Shin splints are an overuse injury that plague many runners. They’re particularly common with beginners, who have a high risk of overworking their shins. They aren’t exclusive to newbies, however, which just goes to show that many runners take for granted how the problem is developed and how they can prevent it. When you know the common culprits, though, you can take steps to protect your shins and run safely:
- Overtraining – Running harder, longer, or farther than your body can handle is a sure way to exhaust and stress out your feet and shins. Over time, the excessive stress will inflame your shin tissues.
- Sudden Change in Your Activities – If you suddenly switch from a treadmill to pavement, or start running hills, or add any new factor to your training and don’t condition your feet to handle it, your shins can quickly become overworked.

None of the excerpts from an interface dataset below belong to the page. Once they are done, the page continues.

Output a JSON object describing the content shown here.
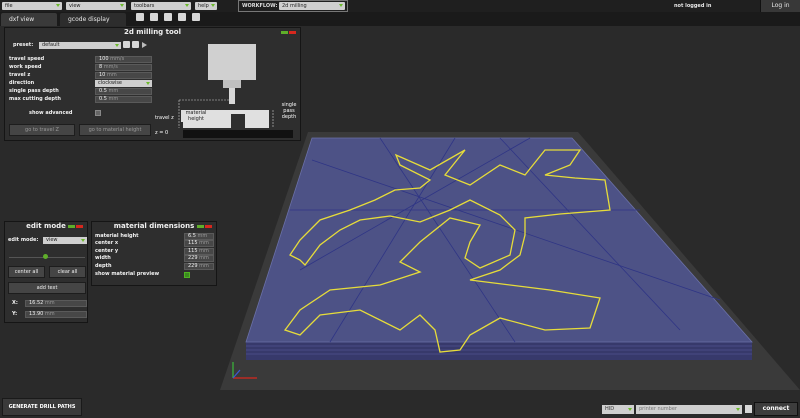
{
  "menubar": {
    "menus": [
      "file",
      "view",
      "toolbars",
      "help"
    ],
    "workflow_label": "WORKFLOW:",
    "workflow_value": "2d milling",
    "login_status": "not logged in",
    "login_button": "Log in"
  },
  "tabs": [
    "dxf view",
    "gcode display"
  ],
  "toolbar_icons": [
    "save-icon",
    "open-icon",
    "export-icon",
    "print-icon",
    "settings-icon"
  ],
  "milling_tool": {
    "title": "2d milling tool",
    "preset_label": "preset:",
    "preset_value": "default",
    "fields": [
      {
        "label": "travel speed",
        "value": "100",
        "unit": "mm/s"
      },
      {
        "label": "work speed",
        "value": "8",
        "unit": "mm/s"
      },
      {
        "label": "travel z",
        "value": "10",
        "unit": "mm"
      },
      {
        "label": "direction",
        "value": "clockwise",
        "type": "select"
      },
      {
        "label": "single pass depth",
        "value": "0.5",
        "unit": "mm"
      },
      {
        "label": "max cutting depth",
        "value": "0.5",
        "unit": "mm"
      }
    ],
    "show_advanced_label": "show advanced",
    "go_travel_z": "go to travel Z",
    "go_material_height": "go to material height",
    "diagram": {
      "travel_z": "travel z",
      "material_height": "material height",
      "single_pass_depth": "single pass depth",
      "z0": "z = 0"
    }
  },
  "edit_mode": {
    "title": "edit mode",
    "mode_label": "edit mode:",
    "mode_value": "view",
    "center_all": "center all",
    "clear_all": "clear all",
    "add_text": "add text",
    "x_label": "X:",
    "x_value": "16.52",
    "y_label": "Y:",
    "y_value": "13.90",
    "unit": "mm"
  },
  "material": {
    "title": "material dimensions",
    "fields": [
      {
        "label": "material height",
        "value": "6.5",
        "unit": "mm"
      },
      {
        "label": "center x",
        "value": "115",
        "unit": "mm"
      },
      {
        "label": "center y",
        "value": "115",
        "unit": "mm"
      },
      {
        "label": "width",
        "value": "229",
        "unit": "mm"
      },
      {
        "label": "depth",
        "value": "229",
        "unit": "mm"
      }
    ],
    "preview_label": "show material preview",
    "preview_checked": true
  },
  "bottom": {
    "generate": "GENERATE DRILL PATHS",
    "port_type": "HID",
    "printer_placeholder": "printer number",
    "connect": "connect"
  },
  "colors": {
    "accent_green": "#5fae2a",
    "close_red": "#d6281e",
    "board_top": "#4d5286",
    "toolpath": "#e6dc3a"
  }
}
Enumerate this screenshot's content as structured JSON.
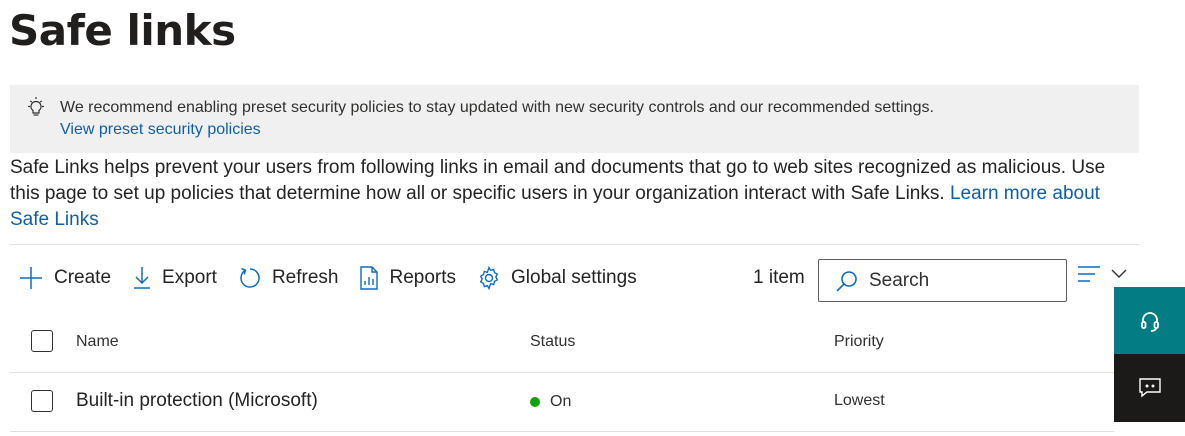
{
  "page": {
    "title": "Safe links"
  },
  "banner": {
    "icon": "lightbulb-icon",
    "message": "We recommend enabling preset security policies to stay updated with new security controls and our recommended settings.",
    "link": "View preset security policies"
  },
  "description": {
    "text": "Safe Links helps prevent your users from following links in email and documents that go to web sites recognized as malicious. Use this page to set up policies that determine how all or specific users in your organization interact with Safe Links.",
    "learn_more": "Learn more about Safe Links"
  },
  "toolbar": {
    "create": "Create",
    "export": "Export",
    "refresh": "Refresh",
    "reports": "Reports",
    "global_settings": "Global settings",
    "item_count": "1 item",
    "search_placeholder": "Search"
  },
  "table": {
    "columns": {
      "name": "Name",
      "status": "Status",
      "priority": "Priority"
    },
    "rows": [
      {
        "name": "Built-in protection (Microsoft)",
        "status": "On",
        "status_color": "#13a10e",
        "priority": "Lowest"
      }
    ]
  },
  "colors": {
    "link": "#0f5fa6",
    "help_panel": "#037c83",
    "chat_panel": "#1b1a19",
    "banner_bg": "#f0f0f0"
  }
}
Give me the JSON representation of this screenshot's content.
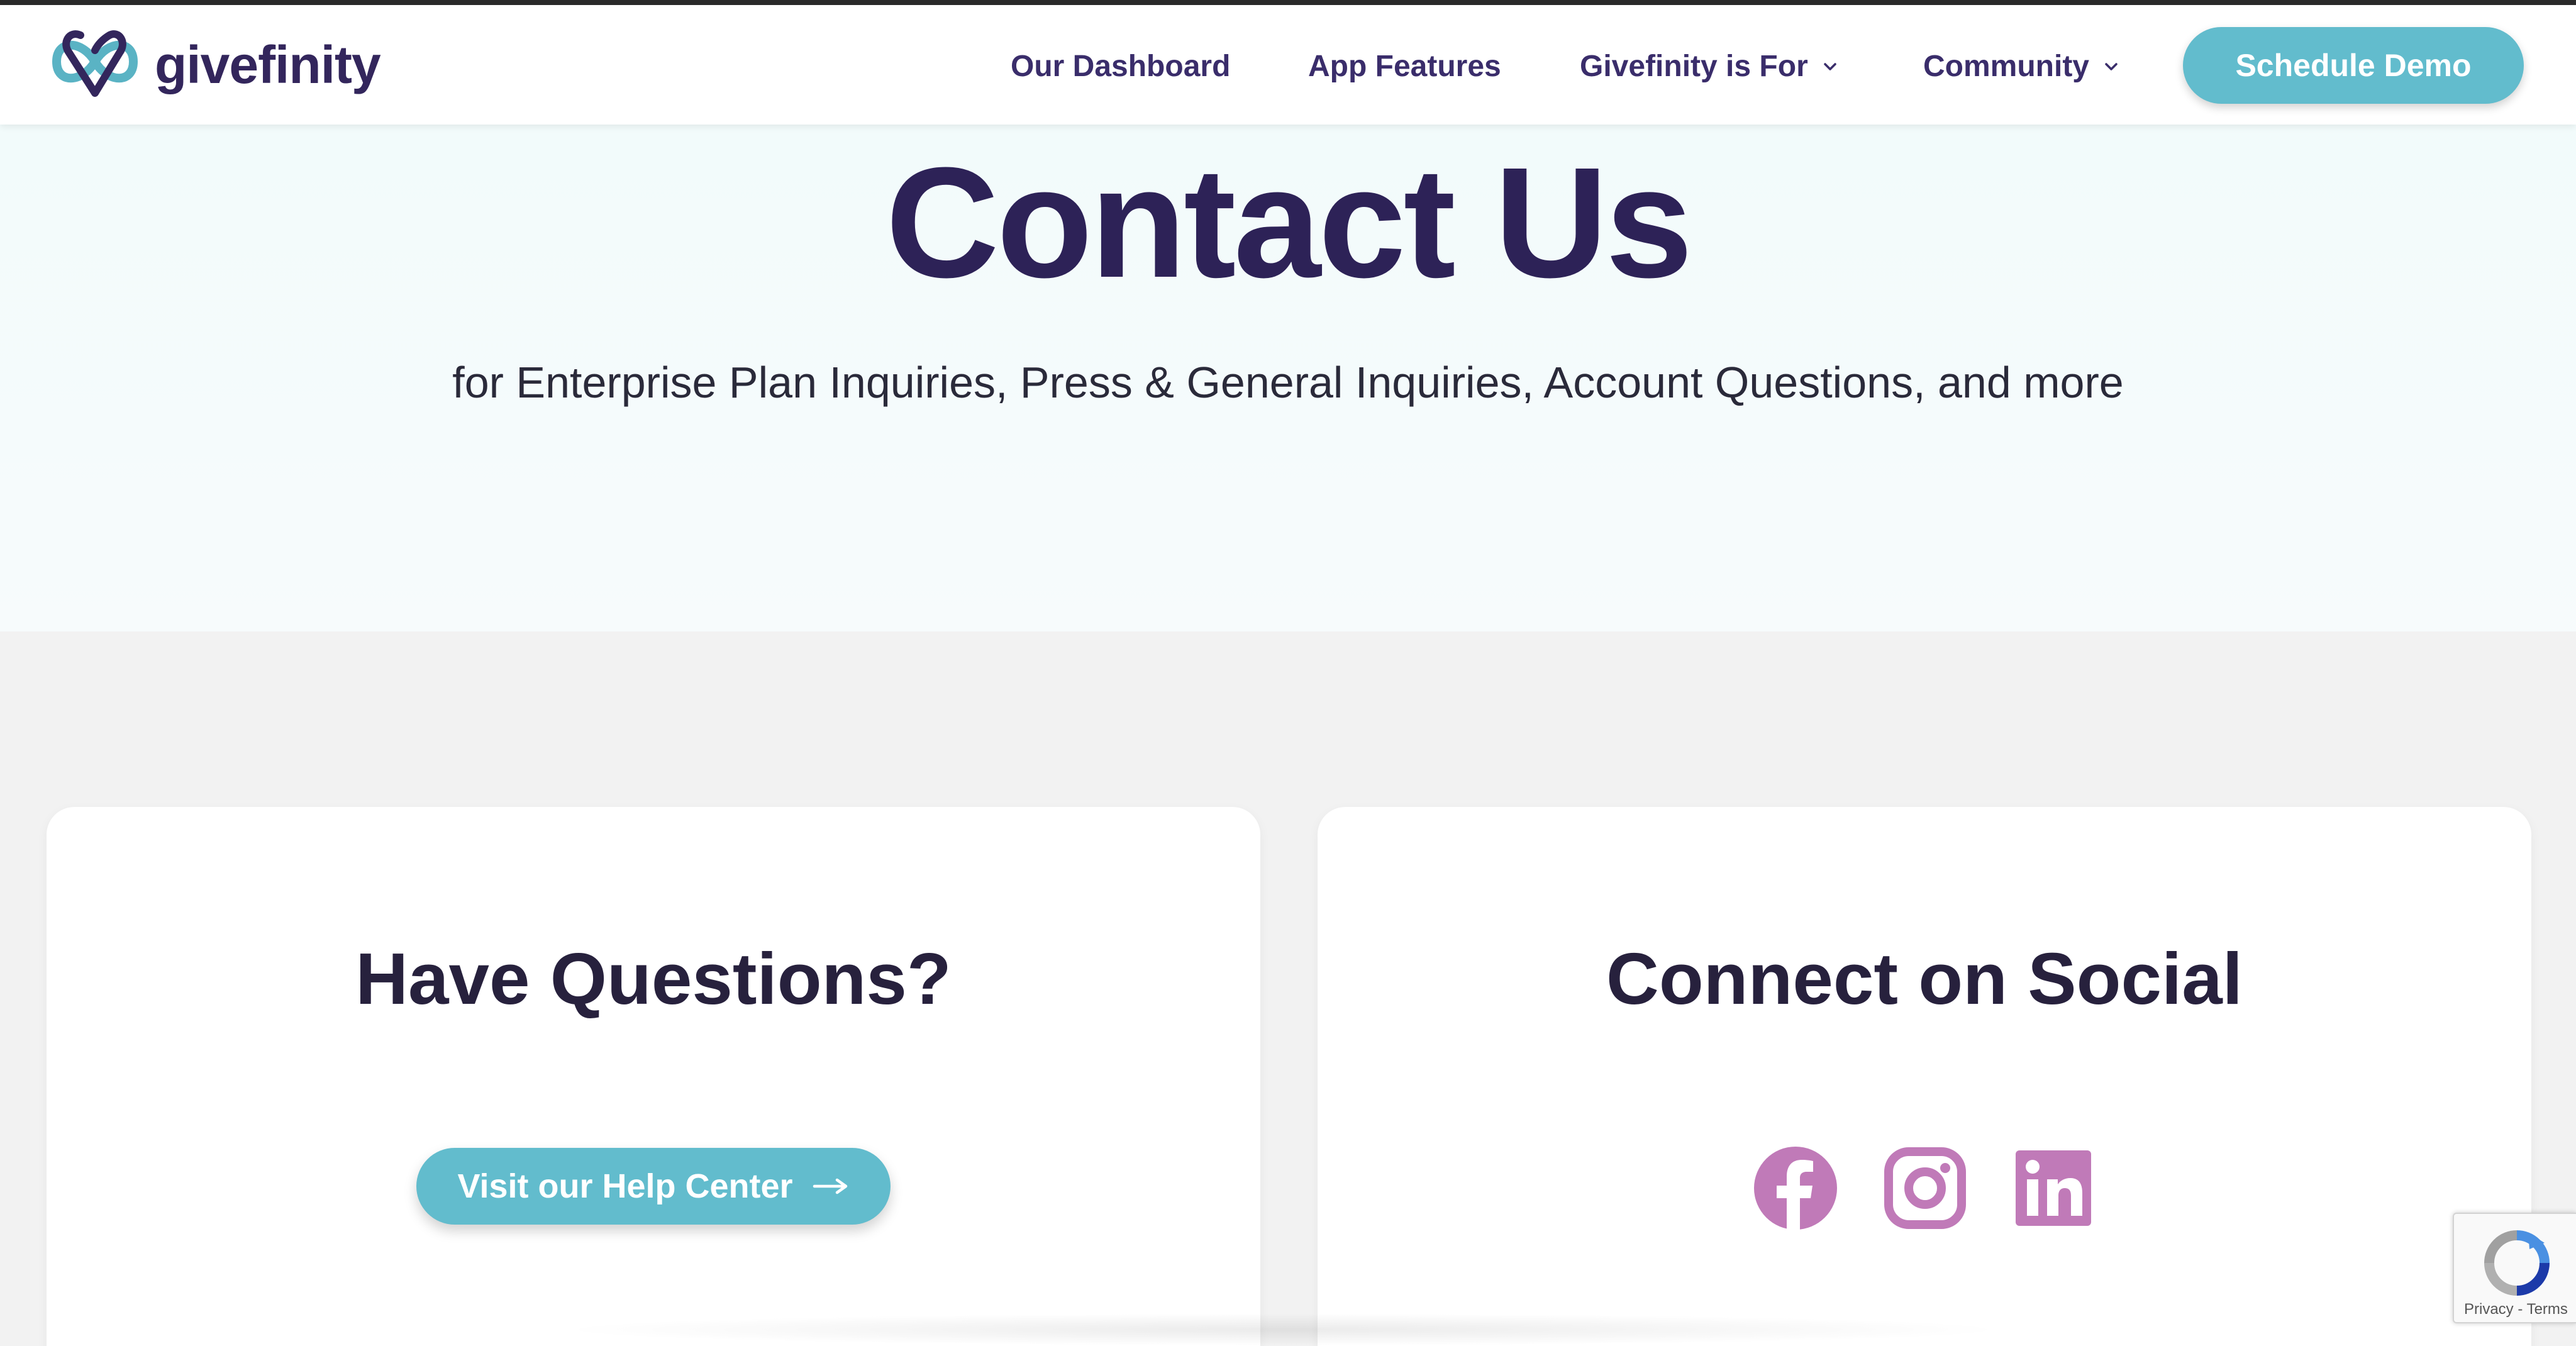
{
  "header": {
    "logo_text": "givefinity",
    "nav": {
      "dashboard": "Our Dashboard",
      "features": "App Features",
      "for": "Givefinity is For",
      "community": "Community"
    },
    "demo_button": "Schedule Demo"
  },
  "hero": {
    "title": "Contact Us",
    "subtitle": "for Enterprise Plan Inquiries, Press & General Inquiries, Account Questions, and more"
  },
  "cards": {
    "questions": {
      "title": "Have Questions?",
      "button": "Visit our Help Center"
    },
    "social": {
      "title": "Connect on Social",
      "icons": [
        "facebook-icon",
        "instagram-icon",
        "linkedin-icon"
      ]
    }
  },
  "recaptcha": {
    "links": "Privacy - Terms"
  },
  "colors": {
    "brand_dark": "#2d2257",
    "accent_teal": "#62bccd",
    "social_pink": "#c07ab8"
  }
}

- Worn Out Shoes – Worn out or poorly fitted shoes don’t support your feet the way they should. Instead of helping you deal with hard impacts, they can contribute to biomechanical problems.
- Biomechanical Issues – Flat feet, rigid arches, and overpronation, among other things, do not absorb hard impacts efficiently. The excess shock instead gets absorbed by your shins.